[Your instructions] Check each line of the listing for the word "this" and report the ones that have it.

#####

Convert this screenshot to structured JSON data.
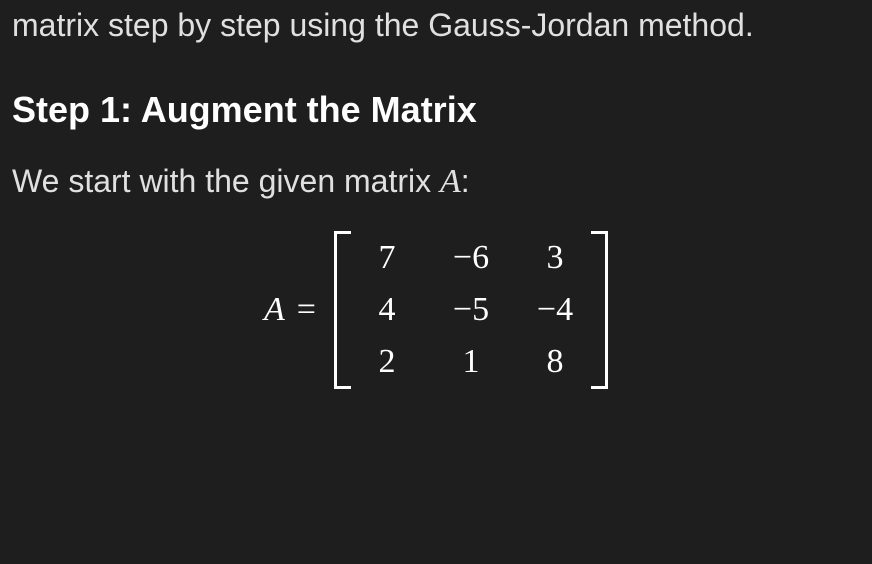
{
  "intro": "matrix step by step using the Gauss-Jordan method.",
  "step_heading": "Step 1: Augment the Matrix",
  "body_prefix": "We start with the given matrix ",
  "matrix_var": "A",
  "body_suffix": ":",
  "equation": {
    "lhs": "A",
    "equals": "=",
    "matrix": {
      "rows": [
        [
          "7",
          "−6",
          "3"
        ],
        [
          "4",
          "−5",
          "−4"
        ],
        [
          "2",
          "1",
          "8"
        ]
      ]
    }
  }
}
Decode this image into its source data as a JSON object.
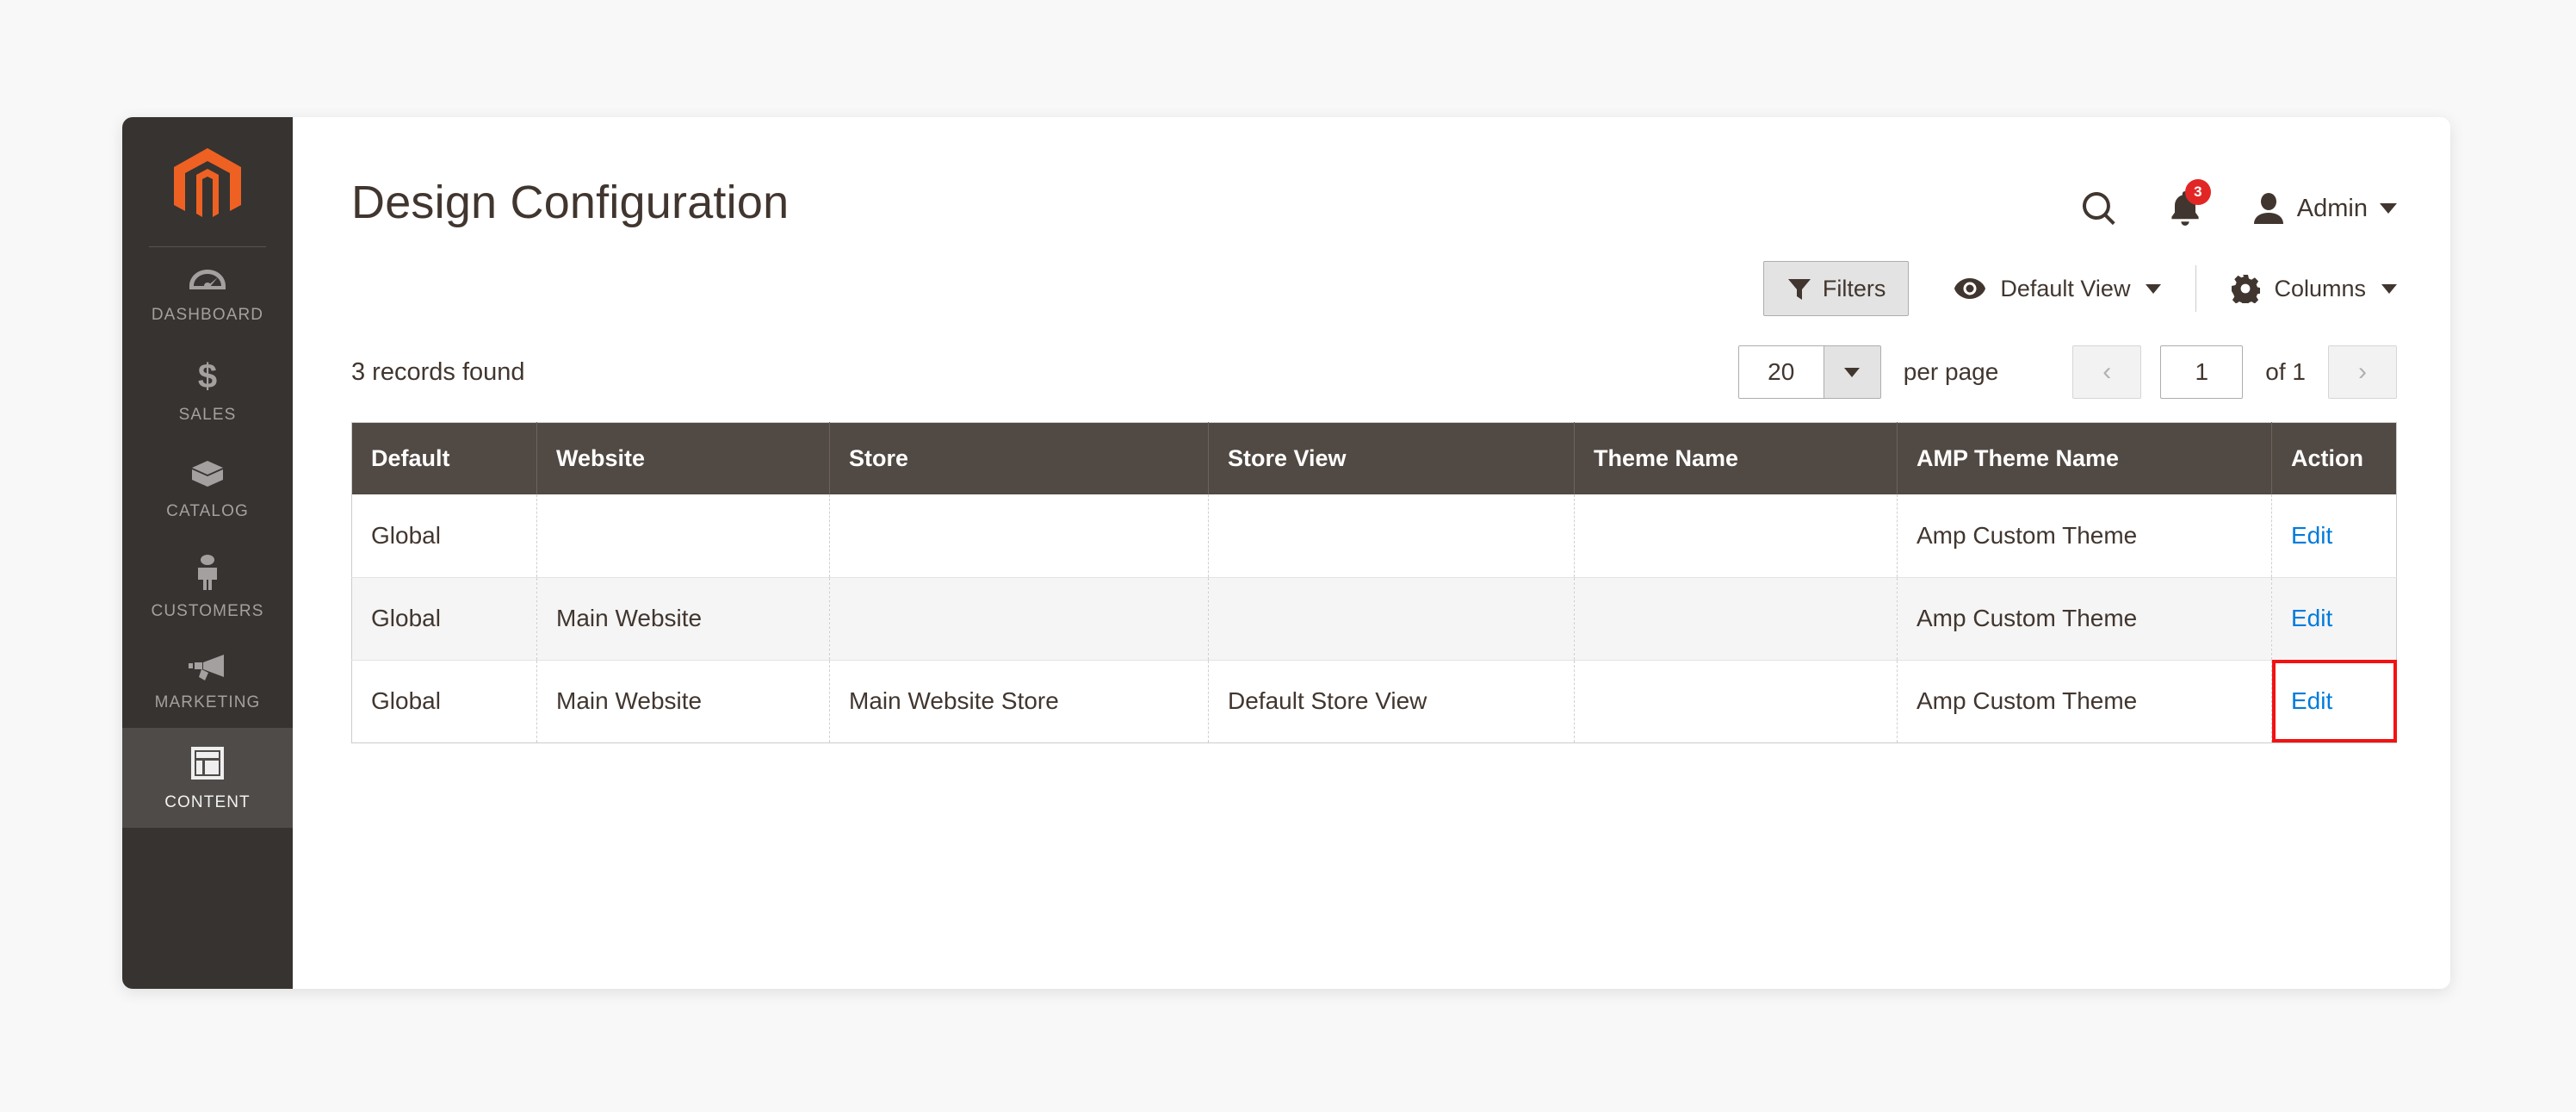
{
  "sidebar": {
    "logo": "magento-logo",
    "items": [
      {
        "label": "DASHBOARD",
        "icon": "dashboard-icon",
        "active": false
      },
      {
        "label": "SALES",
        "icon": "dollar-icon",
        "active": false
      },
      {
        "label": "CATALOG",
        "icon": "box-icon",
        "active": false
      },
      {
        "label": "CUSTOMERS",
        "icon": "person-icon",
        "active": false
      },
      {
        "label": "MARKETING",
        "icon": "megaphone-icon",
        "active": false
      },
      {
        "label": "CONTENT",
        "icon": "layout-icon",
        "active": true
      }
    ]
  },
  "header": {
    "title": "Design Configuration",
    "search_icon": "search-icon",
    "notifications_icon": "bell-icon",
    "notifications_count": "3",
    "avatar_icon": "user-avatar-icon",
    "admin_label": "Admin",
    "admin_caret": "chevron-down-icon"
  },
  "toolbar": {
    "filters_label": "Filters",
    "filters_icon": "funnel-icon",
    "view_label": "Default View",
    "view_icon": "eye-icon",
    "columns_label": "Columns",
    "columns_icon": "gear-icon"
  },
  "grid_controls": {
    "records_found": "3 records found",
    "per_page_value": "20",
    "per_page_label": "per page",
    "prev_label": "‹",
    "next_label": "›",
    "current_page": "1",
    "of_label": "of 1"
  },
  "table": {
    "columns": [
      "Default",
      "Website",
      "Store",
      "Store View",
      "Theme Name",
      "AMP Theme Name",
      "Action"
    ],
    "rows": [
      {
        "default": "Global",
        "website": "",
        "store": "",
        "store_view": "",
        "theme_name": "",
        "amp_theme_name": "Amp Custom Theme",
        "action": "Edit",
        "striped": false,
        "highlighted": false
      },
      {
        "default": "Global",
        "website": "Main Website",
        "store": "",
        "store_view": "",
        "theme_name": "",
        "amp_theme_name": "Amp Custom Theme",
        "action": "Edit",
        "striped": true,
        "highlighted": false
      },
      {
        "default": "Global",
        "website": "Main Website",
        "store": "Main Website Store",
        "store_view": "Default Store View",
        "theme_name": "",
        "amp_theme_name": "Amp Custom Theme",
        "action": "Edit",
        "striped": false,
        "highlighted": true
      }
    ]
  },
  "colors": {
    "page_background": "#f8f8f8",
    "sidebar_background": "#373330",
    "sidebar_active": "#4f4b48",
    "brand_orange": "#ee6123",
    "table_header": "#514943",
    "link_blue": "#007bdb",
    "badge_red": "#e22626",
    "highlight_red": "#f21212",
    "text_dark": "#41362f",
    "stripe": "#f5f5f5"
  }
}
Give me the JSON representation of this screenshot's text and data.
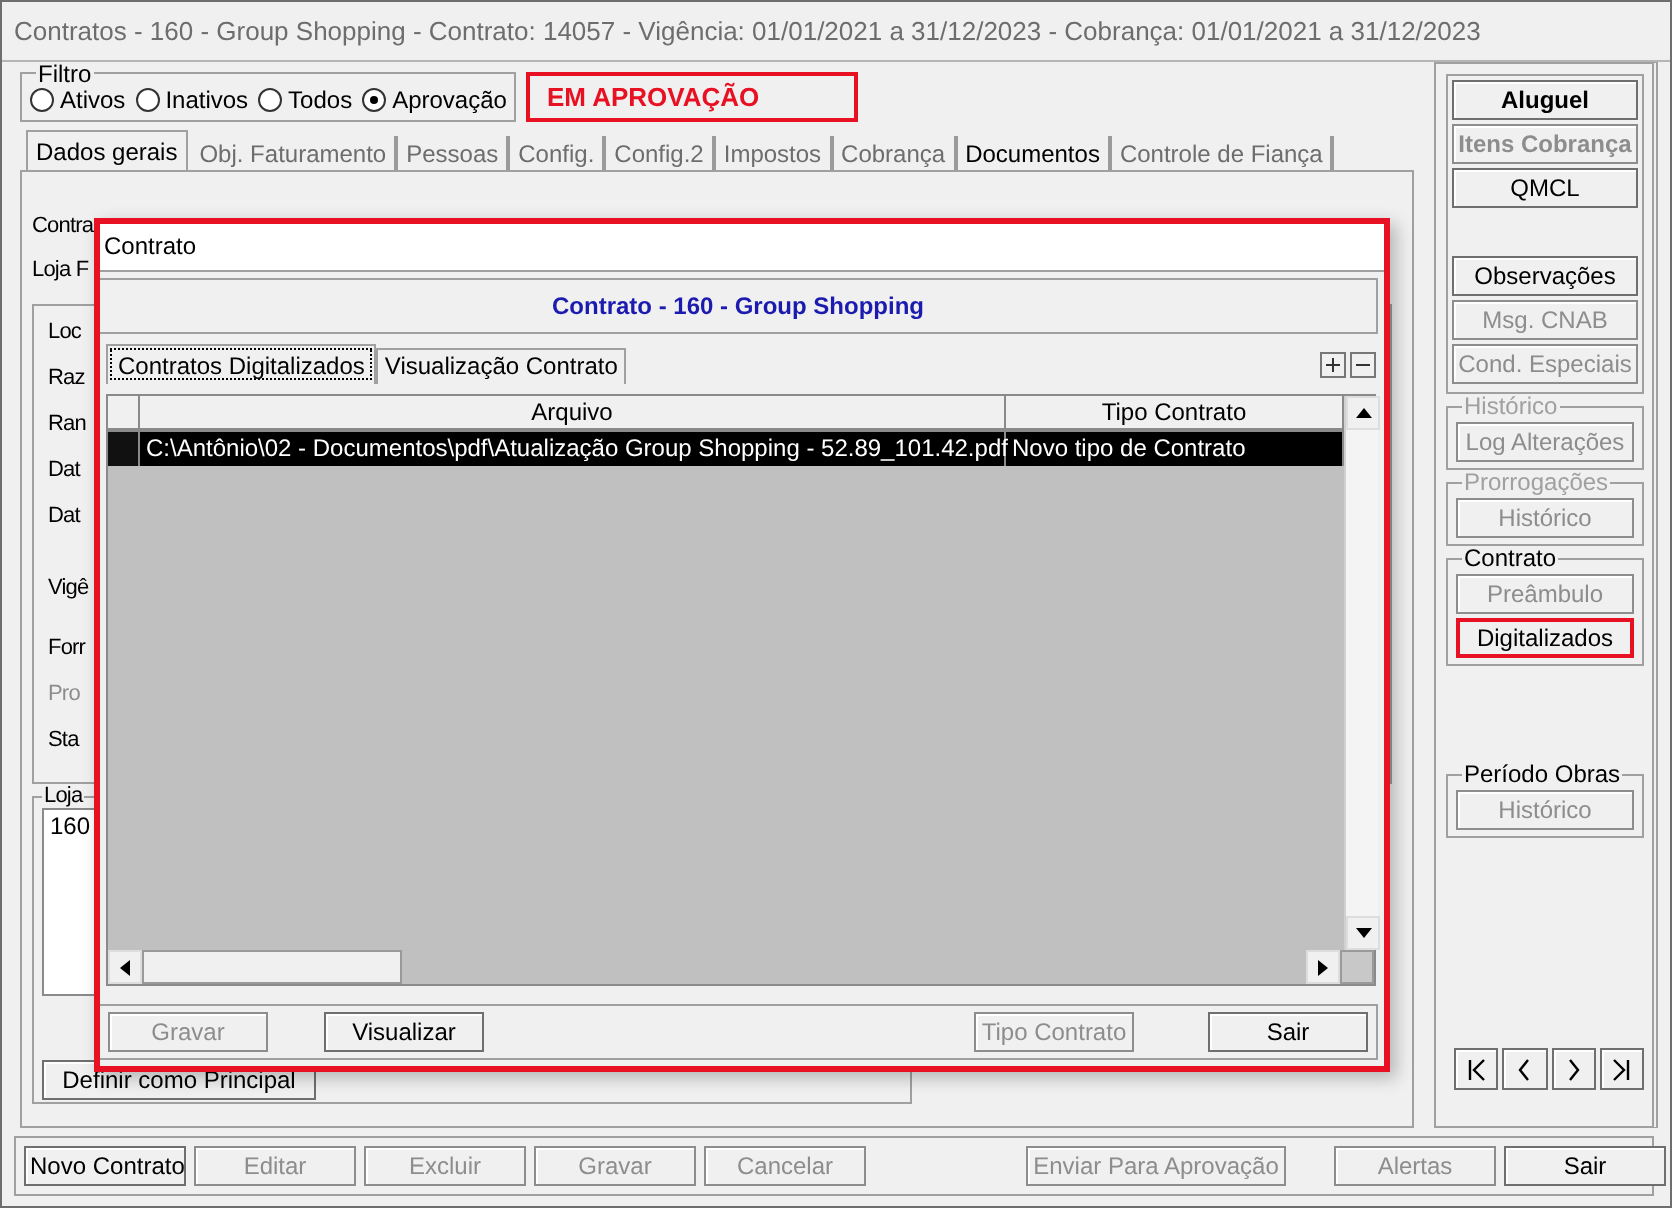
{
  "window": {
    "title": "Contratos - 160 - Group Shopping - Contrato: 14057 - Vigência: 01/01/2021 a 31/12/2023 - Cobrança: 01/01/2021 a 31/12/2023"
  },
  "filter": {
    "legend": "Filtro",
    "options": [
      {
        "label": "Ativos",
        "selected": false
      },
      {
        "label": "Inativos",
        "selected": false
      },
      {
        "label": "Todos",
        "selected": false
      },
      {
        "label": "Aprovação",
        "selected": true
      }
    ]
  },
  "status_label": "EM APROVAÇÃO",
  "tabs": [
    {
      "label": "Dados gerais",
      "selected": true,
      "disabled": false
    },
    {
      "label": "Obj. Faturamento",
      "selected": false,
      "disabled": true
    },
    {
      "label": "Pessoas",
      "selected": false,
      "disabled": true
    },
    {
      "label": "Config.",
      "selected": false,
      "disabled": true
    },
    {
      "label": "Config.2",
      "selected": false,
      "disabled": true
    },
    {
      "label": "Impostos",
      "selected": false,
      "disabled": true
    },
    {
      "label": "Cobrança",
      "selected": false,
      "disabled": true
    },
    {
      "label": "Documentos",
      "selected": false,
      "disabled": false
    },
    {
      "label": "Controle de Fiança",
      "selected": false,
      "disabled": true
    }
  ],
  "form": {
    "fields": [
      {
        "label": "Contra",
        "disabled": false
      },
      {
        "label": "Loja F",
        "disabled": false
      }
    ],
    "details_labels": [
      {
        "label": "Loc",
        "disabled": false
      },
      {
        "label": "Raz",
        "disabled": false
      },
      {
        "label": "Ran",
        "disabled": false
      },
      {
        "label": "Dat",
        "disabled": false
      },
      {
        "label": "Dat",
        "disabled": false
      },
      {
        "label": "Vigê",
        "disabled": false
      },
      {
        "label": "Forr",
        "disabled": false
      },
      {
        "label": "Pro",
        "disabled": true
      },
      {
        "label": "Sta",
        "disabled": false
      }
    ],
    "store_group": {
      "legend": "Loja",
      "items": [
        "160"
      ],
      "button": "Definir como Principal"
    }
  },
  "side_panel": {
    "buttons": [
      {
        "label": "Aluguel",
        "disabled": false,
        "bold": true
      },
      {
        "label": "Itens Cobrança",
        "disabled": true,
        "bold": true
      },
      {
        "label": "QMCL",
        "disabled": false,
        "bold": false
      },
      {
        "label": "Observações",
        "disabled": false,
        "bold": false
      },
      {
        "label": "Msg. CNAB",
        "disabled": true,
        "bold": false
      },
      {
        "label": "Cond. Especiais",
        "disabled": true,
        "bold": false
      }
    ],
    "groups": [
      {
        "legend": "Histórico",
        "disabled": true,
        "buttons": [
          {
            "label": "Log Alterações",
            "disabled": true,
            "highlighted": false
          }
        ]
      },
      {
        "legend": "Prorrogações",
        "disabled": true,
        "buttons": [
          {
            "label": "Histórico",
            "disabled": true,
            "highlighted": false
          }
        ]
      },
      {
        "legend": "Contrato",
        "disabled": false,
        "buttons": [
          {
            "label": "Preâmbulo",
            "disabled": true,
            "highlighted": false
          },
          {
            "label": "Digitalizados",
            "disabled": false,
            "highlighted": true
          }
        ]
      },
      {
        "legend": "Período Obras",
        "disabled": false,
        "buttons": [
          {
            "label": "Histórico",
            "disabled": true,
            "highlighted": false
          }
        ]
      }
    ]
  },
  "footer_buttons": [
    {
      "label": "Novo Contrato",
      "disabled": false
    },
    {
      "label": "Editar",
      "disabled": true
    },
    {
      "label": "Excluir",
      "disabled": true
    },
    {
      "label": "Gravar",
      "disabled": true
    },
    {
      "label": "Cancelar",
      "disabled": true
    },
    {
      "label": "Enviar Para Aprovação",
      "disabled": true
    },
    {
      "label": "Alertas",
      "disabled": true
    },
    {
      "label": "Sair",
      "disabled": false
    }
  ],
  "dialog": {
    "title": "Contrato",
    "header": "Contrato - 160 - Group Shopping",
    "tabs": [
      {
        "label": "Contratos Digitalizados",
        "selected": true
      },
      {
        "label": "Visualização Contrato",
        "selected": false
      }
    ],
    "table": {
      "columns": [
        "Arquivo",
        "Tipo Contrato"
      ],
      "rows": [
        {
          "cells": [
            "C:\\Antônio\\02 - Documentos\\pdf\\Atualização Group Shopping - 52.89_101.42.pdf",
            "Novo tipo de Contrato"
          ],
          "selected": true
        }
      ]
    },
    "buttons": [
      {
        "label": "Gravar",
        "disabled": true
      },
      {
        "label": "Visualizar",
        "disabled": false
      },
      {
        "label": "Tipo Contrato",
        "disabled": true
      },
      {
        "label": "Sair",
        "disabled": false
      }
    ]
  }
}
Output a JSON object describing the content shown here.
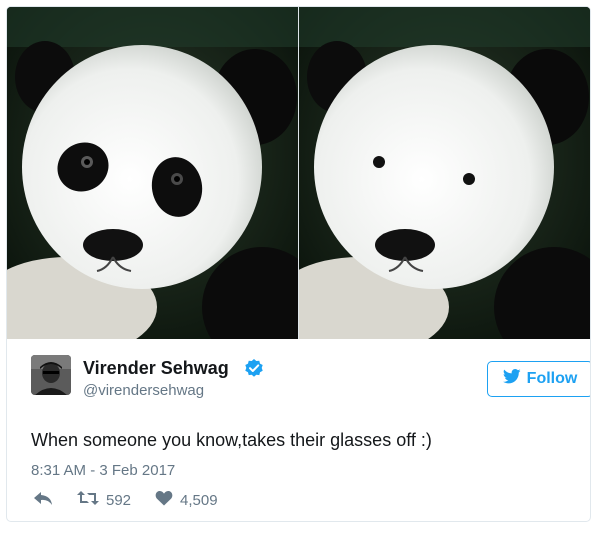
{
  "media": {
    "left_image": "panda-with-eye-patches",
    "right_image": "panda-without-eye-patches"
  },
  "author": {
    "name": "Virender Sehwag",
    "handle": "@virendersehwag",
    "verified": true,
    "verified_icon": "verified-badge-icon"
  },
  "follow_button": {
    "label": "Follow",
    "icon": "twitter-bird-icon"
  },
  "tweet": {
    "text": "When someone you know,takes their glasses off :)",
    "timestamp": "8:31 AM - 3 Feb 2017"
  },
  "actions": {
    "reply_icon": "reply-icon",
    "retweet_icon": "retweet-icon",
    "retweet_count": "592",
    "like_icon": "heart-icon",
    "like_count": "4,509"
  },
  "colors": {
    "accent": "#1da1f2",
    "secondary_text": "#657786",
    "border": "#e1e8ed"
  }
}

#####

[Task solution]
Convert this screenshot to structured JSON data.
Decode this image into its source data as a JSON object.
Give me the JSON representation of this screenshot's text and data.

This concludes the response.